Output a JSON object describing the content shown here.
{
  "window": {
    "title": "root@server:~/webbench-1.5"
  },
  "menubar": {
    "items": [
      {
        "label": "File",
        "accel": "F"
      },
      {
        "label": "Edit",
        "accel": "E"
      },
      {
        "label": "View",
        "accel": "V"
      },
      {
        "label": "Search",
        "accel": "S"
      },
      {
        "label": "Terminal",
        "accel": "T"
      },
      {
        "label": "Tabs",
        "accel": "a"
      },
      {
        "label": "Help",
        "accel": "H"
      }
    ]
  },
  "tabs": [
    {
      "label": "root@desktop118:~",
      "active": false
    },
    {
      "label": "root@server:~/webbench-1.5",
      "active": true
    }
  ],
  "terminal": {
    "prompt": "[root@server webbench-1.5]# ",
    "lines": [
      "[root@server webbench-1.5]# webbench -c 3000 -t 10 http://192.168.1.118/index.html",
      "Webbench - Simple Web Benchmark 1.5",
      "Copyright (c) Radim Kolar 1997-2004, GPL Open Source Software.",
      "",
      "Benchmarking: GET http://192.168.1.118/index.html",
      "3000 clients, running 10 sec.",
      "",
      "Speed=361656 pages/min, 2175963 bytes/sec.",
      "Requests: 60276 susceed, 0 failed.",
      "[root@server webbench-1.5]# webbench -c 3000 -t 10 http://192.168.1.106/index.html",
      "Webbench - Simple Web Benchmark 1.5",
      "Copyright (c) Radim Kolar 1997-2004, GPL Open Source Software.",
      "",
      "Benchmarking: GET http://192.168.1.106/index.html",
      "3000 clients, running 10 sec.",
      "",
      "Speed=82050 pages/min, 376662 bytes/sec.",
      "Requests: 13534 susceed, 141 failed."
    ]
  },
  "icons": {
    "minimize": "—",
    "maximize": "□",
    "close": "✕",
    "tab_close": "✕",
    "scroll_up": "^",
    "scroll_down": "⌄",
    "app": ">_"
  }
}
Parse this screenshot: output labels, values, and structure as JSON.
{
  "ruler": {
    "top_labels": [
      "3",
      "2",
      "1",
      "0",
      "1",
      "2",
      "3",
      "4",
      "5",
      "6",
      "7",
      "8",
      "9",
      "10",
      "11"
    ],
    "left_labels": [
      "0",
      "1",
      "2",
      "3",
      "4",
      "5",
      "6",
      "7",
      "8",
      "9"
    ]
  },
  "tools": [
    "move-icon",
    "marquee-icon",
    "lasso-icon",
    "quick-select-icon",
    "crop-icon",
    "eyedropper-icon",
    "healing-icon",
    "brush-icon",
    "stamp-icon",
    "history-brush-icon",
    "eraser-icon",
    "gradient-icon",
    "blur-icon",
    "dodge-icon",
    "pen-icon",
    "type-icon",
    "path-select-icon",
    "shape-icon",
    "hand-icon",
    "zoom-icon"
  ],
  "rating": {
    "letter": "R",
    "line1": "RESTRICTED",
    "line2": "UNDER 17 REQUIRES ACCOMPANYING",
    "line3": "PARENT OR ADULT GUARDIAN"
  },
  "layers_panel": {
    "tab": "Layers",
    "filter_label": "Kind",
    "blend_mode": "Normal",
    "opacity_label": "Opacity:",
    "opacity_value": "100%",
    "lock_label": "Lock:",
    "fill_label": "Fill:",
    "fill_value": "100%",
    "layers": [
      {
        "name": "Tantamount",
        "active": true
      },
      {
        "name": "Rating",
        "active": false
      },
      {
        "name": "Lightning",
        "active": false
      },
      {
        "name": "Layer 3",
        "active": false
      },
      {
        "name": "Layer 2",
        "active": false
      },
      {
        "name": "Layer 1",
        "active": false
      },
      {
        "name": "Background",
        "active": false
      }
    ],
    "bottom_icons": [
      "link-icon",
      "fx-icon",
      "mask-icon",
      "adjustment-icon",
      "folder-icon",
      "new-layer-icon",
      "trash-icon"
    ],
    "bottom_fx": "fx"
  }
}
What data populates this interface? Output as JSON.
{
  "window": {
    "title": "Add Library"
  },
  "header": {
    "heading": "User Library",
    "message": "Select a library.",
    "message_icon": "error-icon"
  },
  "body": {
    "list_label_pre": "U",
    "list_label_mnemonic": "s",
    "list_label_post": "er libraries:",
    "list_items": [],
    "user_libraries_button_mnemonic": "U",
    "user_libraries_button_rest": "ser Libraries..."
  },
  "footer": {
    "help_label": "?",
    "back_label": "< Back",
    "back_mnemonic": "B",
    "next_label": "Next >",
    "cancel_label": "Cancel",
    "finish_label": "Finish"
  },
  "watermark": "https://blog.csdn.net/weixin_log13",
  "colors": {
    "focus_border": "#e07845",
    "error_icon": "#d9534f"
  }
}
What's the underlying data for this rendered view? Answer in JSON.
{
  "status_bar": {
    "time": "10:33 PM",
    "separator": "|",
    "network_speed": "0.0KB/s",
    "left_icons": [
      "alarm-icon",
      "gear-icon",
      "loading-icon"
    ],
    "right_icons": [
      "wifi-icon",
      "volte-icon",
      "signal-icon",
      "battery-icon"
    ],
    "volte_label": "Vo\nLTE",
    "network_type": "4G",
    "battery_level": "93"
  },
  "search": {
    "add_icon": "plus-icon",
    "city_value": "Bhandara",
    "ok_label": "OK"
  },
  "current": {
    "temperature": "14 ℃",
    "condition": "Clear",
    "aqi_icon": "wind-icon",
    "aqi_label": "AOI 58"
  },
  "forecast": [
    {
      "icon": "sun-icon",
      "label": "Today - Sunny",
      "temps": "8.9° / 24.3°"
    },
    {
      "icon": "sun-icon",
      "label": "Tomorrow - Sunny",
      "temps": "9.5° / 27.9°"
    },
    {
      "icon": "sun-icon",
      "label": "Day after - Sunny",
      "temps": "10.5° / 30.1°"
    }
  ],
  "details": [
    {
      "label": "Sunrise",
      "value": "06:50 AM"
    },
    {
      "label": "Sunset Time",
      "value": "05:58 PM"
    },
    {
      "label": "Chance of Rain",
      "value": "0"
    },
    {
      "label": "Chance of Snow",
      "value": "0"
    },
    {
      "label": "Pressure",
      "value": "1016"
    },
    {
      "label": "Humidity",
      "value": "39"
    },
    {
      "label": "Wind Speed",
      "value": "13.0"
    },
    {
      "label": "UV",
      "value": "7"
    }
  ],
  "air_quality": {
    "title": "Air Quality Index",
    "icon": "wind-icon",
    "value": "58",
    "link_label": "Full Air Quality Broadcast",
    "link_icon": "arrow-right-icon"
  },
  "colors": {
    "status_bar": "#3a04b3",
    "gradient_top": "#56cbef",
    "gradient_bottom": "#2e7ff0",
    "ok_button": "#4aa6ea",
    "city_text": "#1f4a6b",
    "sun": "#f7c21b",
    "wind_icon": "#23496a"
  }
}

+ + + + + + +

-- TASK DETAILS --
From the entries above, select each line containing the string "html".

-- ANSWER TO THE PROBLEM --
      "[root@server webbench-1.5]# webbench -c 3000 -t 10 http://192.168.1.118/index.html",
      "Benchmarking: GET http://192.168.1.118/index.html",
      "[root@server webbench-1.5]# webbench -c 3000 -t 10 http://192.168.1.106/index.html",
      "Benchmarking: GET http://192.168.1.106/index.html",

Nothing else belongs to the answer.